    Hopefully this will work for your model year. Good luck!
  • Hmm... you guys must have missed it in the manual... here is the instruction:

    1. Turn the ignition switch to the ON (II) position
    2. Press the SEL/RESET button repeatedly until the engine oil life is displayed
    3. Press the SEL/RESET button for about 10 seconds. The engine oil life and the maintenance item code(s) will blink.
    4. Press the SEL/RESET button for more than 5 seconds. The maintenance item code(s) will disappear, and the engine oil life will reset to "100".

    I have used these instructions before on my 06' civic baby. So, it should work. Good luck!
  • I have been trying to look for it in the manual, couldn't find it. I am assuming 20000 miles will be the magic number?? Does anyone have it for that long and drive that much that needs the transmission fluid service yet? Thanks for all your input.
  • jaxs1jaxs1 Posts: 2,697
    How did you come up with 20,000 miles? I have never heard of any modern car that needs automatic transmission fluid changes every 20000 miles.

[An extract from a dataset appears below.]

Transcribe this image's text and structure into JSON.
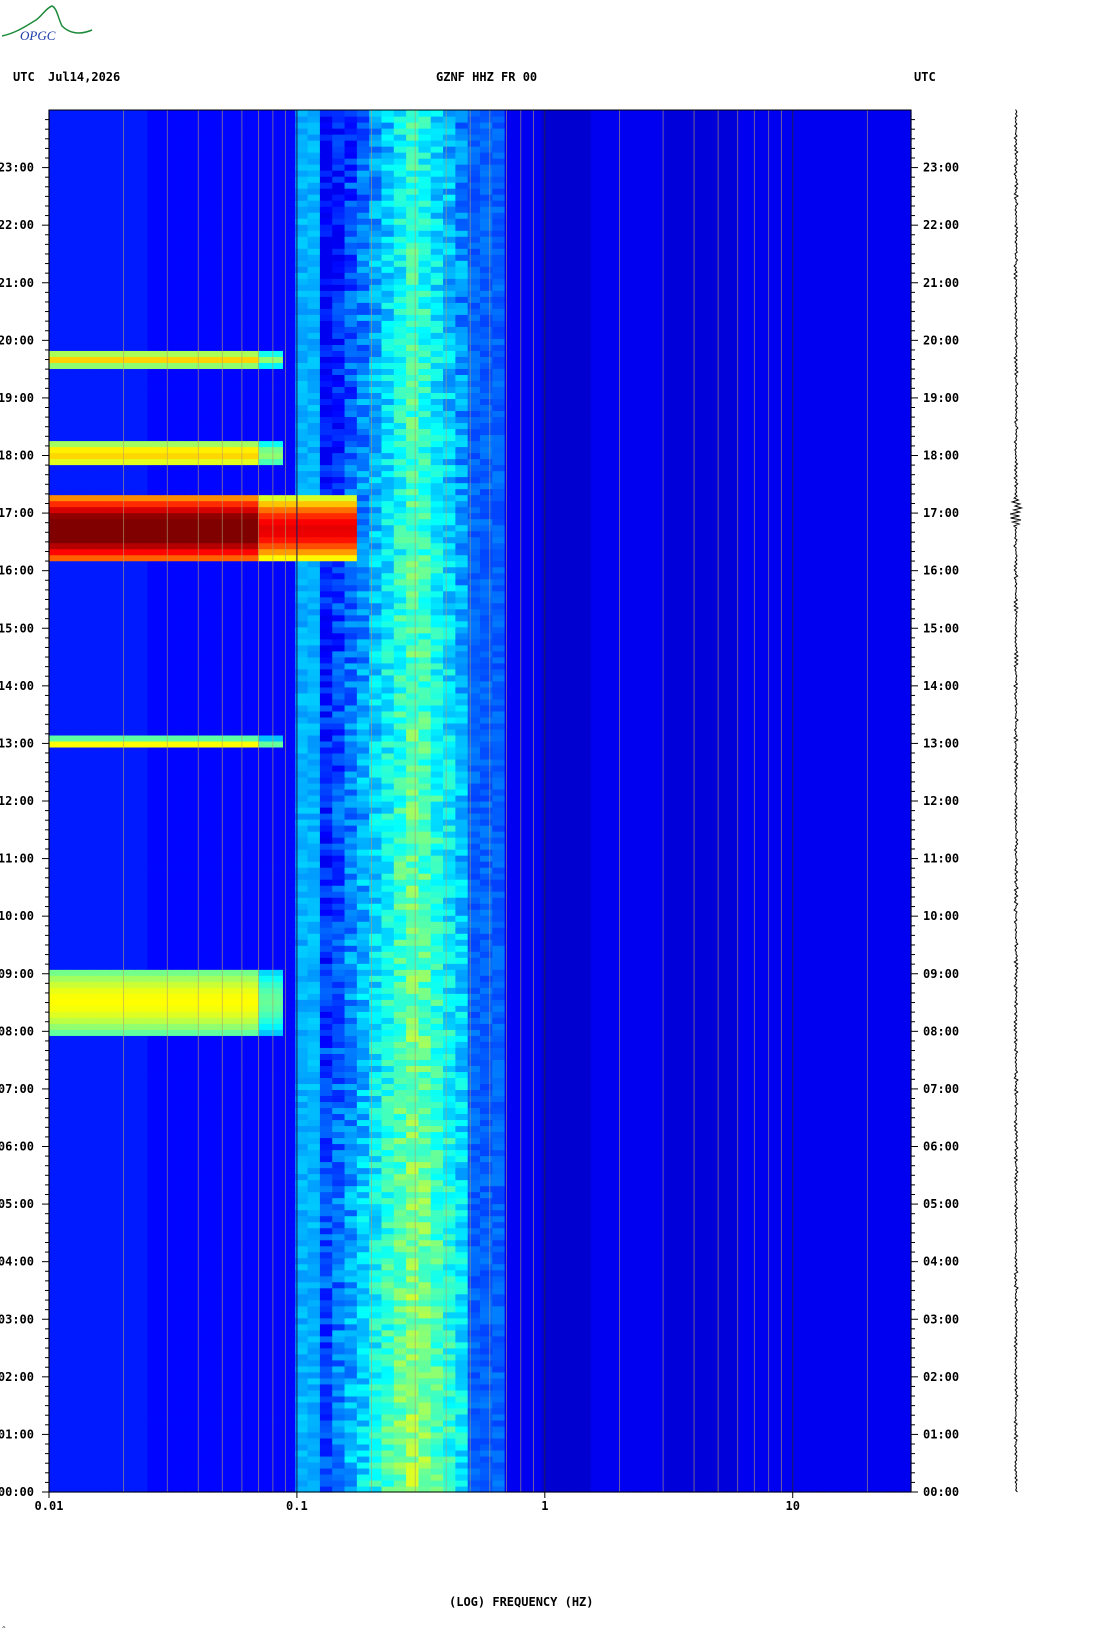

    The schedule definitely is in the manual.
  • sandman46sandman46 Posts: 1,798
    Definitely read what the manual says about the tranny fluid drain & refill time period. 20k miles seems way to short of a time interval for a fluid swap. 60k or even 75k seems more like it, but I also have not read that part of my owners manual. With only 6239 on the odo now, I've got a looonnnnnggggg time to have to think about this issue.

    The Sandman :)
  • imm1962imm1962 Posts: 11
    My wife's Civic LX 4-door 2002 needs new brake pads. I am going to replace them but I need a suggestion about the pads. Which are the best pads in $40-50 range? Any brand that is better then others? Any specific place to buy (online or store)?
  • I would actually recommend going to the Honda dealer and buying the OEM pads. They cost about $60 for a set, but they will probably last the longest out of anything you could buy at the auto parts store. I got 64k out of my first set of pads on my civic.
  • jaxs1jaxs1 Posts: 2,697
    Pads of better quality than OEM probably exist, but since he is shopping in such a narrow price range, I'm not sure he will find them.
    Everything OEM is not automatically the top quality available. The car manufacturers have costs they have to stay within also.
  • ruking1ruking1 Posts: 14,904
    I am sure there are many other places, but I liked the illustrated parts break down format on this site.

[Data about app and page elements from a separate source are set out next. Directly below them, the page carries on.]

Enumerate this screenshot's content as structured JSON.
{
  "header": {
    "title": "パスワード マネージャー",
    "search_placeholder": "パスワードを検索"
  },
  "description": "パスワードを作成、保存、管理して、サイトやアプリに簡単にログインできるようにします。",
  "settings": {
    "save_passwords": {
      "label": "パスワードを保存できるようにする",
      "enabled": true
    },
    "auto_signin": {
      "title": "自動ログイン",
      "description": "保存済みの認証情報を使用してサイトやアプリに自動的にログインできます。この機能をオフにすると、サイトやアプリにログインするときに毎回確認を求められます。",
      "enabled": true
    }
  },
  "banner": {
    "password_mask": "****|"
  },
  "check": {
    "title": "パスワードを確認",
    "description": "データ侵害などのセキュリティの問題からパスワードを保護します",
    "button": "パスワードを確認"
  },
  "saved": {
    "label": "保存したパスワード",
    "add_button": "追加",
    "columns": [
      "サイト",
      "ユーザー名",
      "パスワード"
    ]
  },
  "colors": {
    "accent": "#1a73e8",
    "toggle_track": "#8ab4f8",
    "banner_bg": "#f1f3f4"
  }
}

    http://www.hondaautomotiveparts.com/auto/jsp/mws/prddisplay.jsp?inputstate=5&cat- - cgry1=Civic&catcgry2=2004&catcgry3=4DR+DXVP+VALUE+PKG&catcgry4=KA4AT&catcgry5=FR- - ONT+BRAKE

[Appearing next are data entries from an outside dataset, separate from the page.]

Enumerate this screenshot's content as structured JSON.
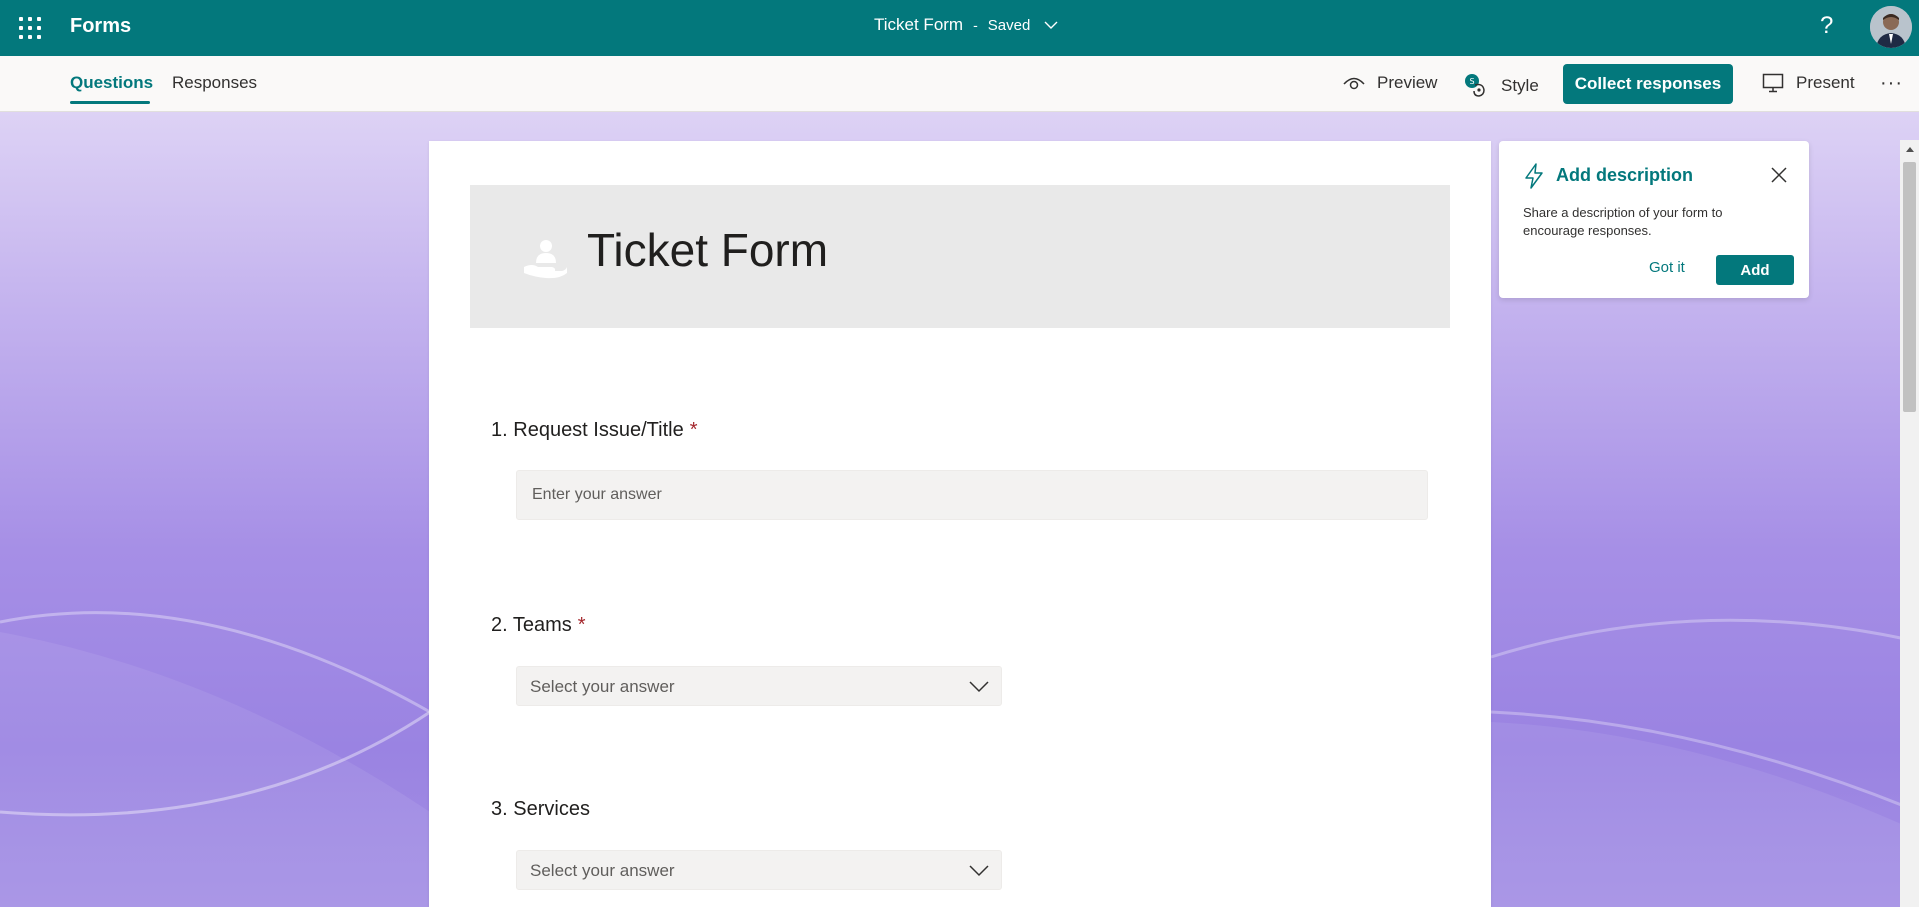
{
  "app": {
    "name": "Forms",
    "document_title": "Ticket Form",
    "separator": "-",
    "save_status": "Saved",
    "help_label": "?"
  },
  "tabs": [
    {
      "label": "Questions",
      "active": true
    },
    {
      "label": "Responses",
      "active": false
    }
  ],
  "commands": {
    "preview": "Preview",
    "style": "Style",
    "collect": "Collect responses",
    "present": "Present",
    "more": "···"
  },
  "form": {
    "title": "Ticket Form",
    "questions": [
      {
        "number": "1.",
        "label": "Request Issue/Title",
        "required": "*",
        "type": "text",
        "placeholder": "Enter your answer"
      },
      {
        "number": "2.",
        "label": "Teams",
        "required": "*",
        "type": "select",
        "placeholder": "Select your answer"
      },
      {
        "number": "3.",
        "label": "Services",
        "required": "",
        "type": "select",
        "placeholder": "Select your answer"
      }
    ]
  },
  "callout": {
    "title": "Add description",
    "text": "Share a description of your form to encourage responses.",
    "dismiss": "Got it",
    "action": "Add"
  },
  "colors": {
    "accent": "#03787c",
    "required": "#a4262c"
  },
  "icons": {
    "waffle": "waffle-icon",
    "help": "help-icon",
    "preview": "eye-icon",
    "style": "palette-icon",
    "present": "monitor-icon",
    "callout": "lightning-icon",
    "close": "close-icon",
    "banner": "hand-person-icon"
  }
}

    I do not have the shop technical manual in front of me, but you should measure the rotors, to see if they meet the specification for the project life of the new pads and (old) rotors given your actual use. Upshot is you might not get away as cheap (at 60 dollars) as you had planned. But this is no place to scrimp.
  • Mr_ShiftrightMr_Shiftright CaliforniaPosts: 45,041
    thanks for posting that, very helpful!

    MODERATOR --Need help with anything? Click on my name!

  • mck76mck76 Posts: 3
    I have a 2006 Civic EX I got it in 09/06 since the purchase I have been very satisfied with the car no real issues, except one. When ever I would go over a bump in the road there was a knocking noise on the passanger side behind the glove box. I took it to the dealer and they thought I was crazy the car only has about 4500 miles. Anyway, I finally got one of the mechanics to go on a ride along with me to show him the noise. Upon further review it turns out that the some of the 06 civics have faulty engine mounts that need to be repaired. The dealer told me that there is a TSB about this issue but I have not been able to find it. Hope that this helps others with the same issues.
  • jodar96jodar96 Posts: 396
    Does anyone know where the reset button is located?

    Thanks,
    Joe
  • It is illustrated in your owners manual on this procedure for future reference

    Anyhow this is what you do...

    With the key off hold down the trip reset button on the gauge cluster.

    While holding down the trip reset button turn the key to the ii. position (on), but do not start.

    The light should go off in about 10 seconds. Then you can let go of the trip reset button and you're all set for another 10000 miles.
This discussion has been closed.